BRACERS Record Detail

To access the original letter, email the Ready Division.

Collection code 
Class no. 
Document no. 
Box no. 
Source if not BR 
Russell, Frank
Form of letter 
BR's address code (if sender) 
Notes, topics or text 

There is an autograph postscript at the end of the letter which has been transcribed on a separate piece of paper, document .079960b, record 119538.

The letter contains a message from "Percy" (Constance Malleson) to BR, document .079960a, record 117696.


BRACERS 46912. TLS. McMaster
Proofread by K. Blackwell

7 May 1918.

My dear Bertie,

I was very glad to get your letter and much surprised. I have written to Wrinch, Jourdain, Whitehead, Rinder, Lady Ottoline, Carr, and I have seen Malleson and given him a copy of the letter. The Governor told me that your washing could be done near the prison, and the Warder or the caterer would make the arrangements for you. Writing materials. The Chairman of the Visiting Committee promised me that the prison should be telephoned to say that you should have writing materials for the week-end. I am now going down to the Home Office to see why this promise has not been kept. I hope more books will arrive now. The Nation and Common Sense shall be sent direct. Miss Rinder writes “I will see about your notes when we return to London next week, and am collecting more books which shall be sent indirectly they reach me.” Percy sends this message “Haven’t worked since Friday Phil being well again. Expect to go Manchester 11th. ‘Second thoughts’ has gone the way of ‘Black ’Ell’. G.J. hasn’t been able to write as yet but wishes to be remembered to you”. “He has been in the country and looks very fit. Morgan Jones now has a grand official manner, I feel my visits are an intrusion.” I quite agree about the delightfulness of the holiday, and when you are properly furnished with materials for your work I think the time will not pass too slowly. I have made formal applications to the Visiting Committee about various things, but they are not all granted yet. I look with terror on the prospect of your cultivating your mind even further, it is quite unintelligible enough already, but I suppose your philosophical friends will enjoy the horrors that you will produce in Brixton. E. is in the country hard at work, and grumbling about the weather. As you see the Times now you know the news. There is increased grumbling at Mr. A. Gardiner has thrown him over definitely. Shortt was wandering about the Club looking for someone to congratulate him and finding none; and French is pitied. The early break up of George is still expected. Meanwhile it is hoped that this bad weather will hamper the German offensive. I go on busily with my Munition work in the intervals of running your errands. More washing shall be despatched to you shortly, also ink for your fountain pen, which I sent last Saturday. There were also two books in the parcel I sent you on Saturday. Good Wishes from some illegible person at the Athenaeum Club, and enquiries from G.M. 82 Woodstock Road, Oxford, as to whether he can come and see you some time? I wish all your correspondents would not sign with initials.

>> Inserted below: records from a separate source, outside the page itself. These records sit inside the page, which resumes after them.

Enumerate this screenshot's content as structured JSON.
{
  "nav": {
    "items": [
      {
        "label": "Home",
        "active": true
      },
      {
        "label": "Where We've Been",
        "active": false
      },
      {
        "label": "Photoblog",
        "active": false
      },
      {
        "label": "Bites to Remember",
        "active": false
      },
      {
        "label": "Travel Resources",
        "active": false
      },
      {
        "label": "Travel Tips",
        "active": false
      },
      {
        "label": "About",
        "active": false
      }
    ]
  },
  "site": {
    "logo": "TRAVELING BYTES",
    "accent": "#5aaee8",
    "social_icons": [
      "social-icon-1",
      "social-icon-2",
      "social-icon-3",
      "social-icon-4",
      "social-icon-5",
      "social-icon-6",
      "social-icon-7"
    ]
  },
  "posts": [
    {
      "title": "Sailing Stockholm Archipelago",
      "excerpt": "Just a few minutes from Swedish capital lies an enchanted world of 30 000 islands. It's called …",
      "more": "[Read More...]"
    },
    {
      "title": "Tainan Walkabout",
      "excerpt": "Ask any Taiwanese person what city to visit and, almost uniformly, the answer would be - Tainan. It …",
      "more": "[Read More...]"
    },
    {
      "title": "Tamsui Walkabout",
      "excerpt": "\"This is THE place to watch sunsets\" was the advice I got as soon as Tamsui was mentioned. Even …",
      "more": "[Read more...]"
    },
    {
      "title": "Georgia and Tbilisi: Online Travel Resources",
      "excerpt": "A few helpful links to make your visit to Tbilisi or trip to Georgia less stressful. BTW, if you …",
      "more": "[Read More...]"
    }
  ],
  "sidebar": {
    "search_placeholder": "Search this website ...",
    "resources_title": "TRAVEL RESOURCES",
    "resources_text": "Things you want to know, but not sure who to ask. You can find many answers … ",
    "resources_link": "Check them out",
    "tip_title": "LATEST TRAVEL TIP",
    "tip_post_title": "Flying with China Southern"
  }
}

All my good wishes. I am so cross at your having been kept without papers all this time.

Your loving brother

They think Maurice the last straw. Saw Buggles Brice of the Prison Commission this morning and he practically promised you all I asked including your watch and reviews for Massingham. Also arranged that the prison should be telephoned to at once by the Home Office about your writing paper.

Russell letter no. 
0976 REJ
Reel no. 
Frame no. 
Record no. 
Transcription Public Access 
Record created 2014/05/29
Record last modified 2023/10/26
Created/last modified by blackwk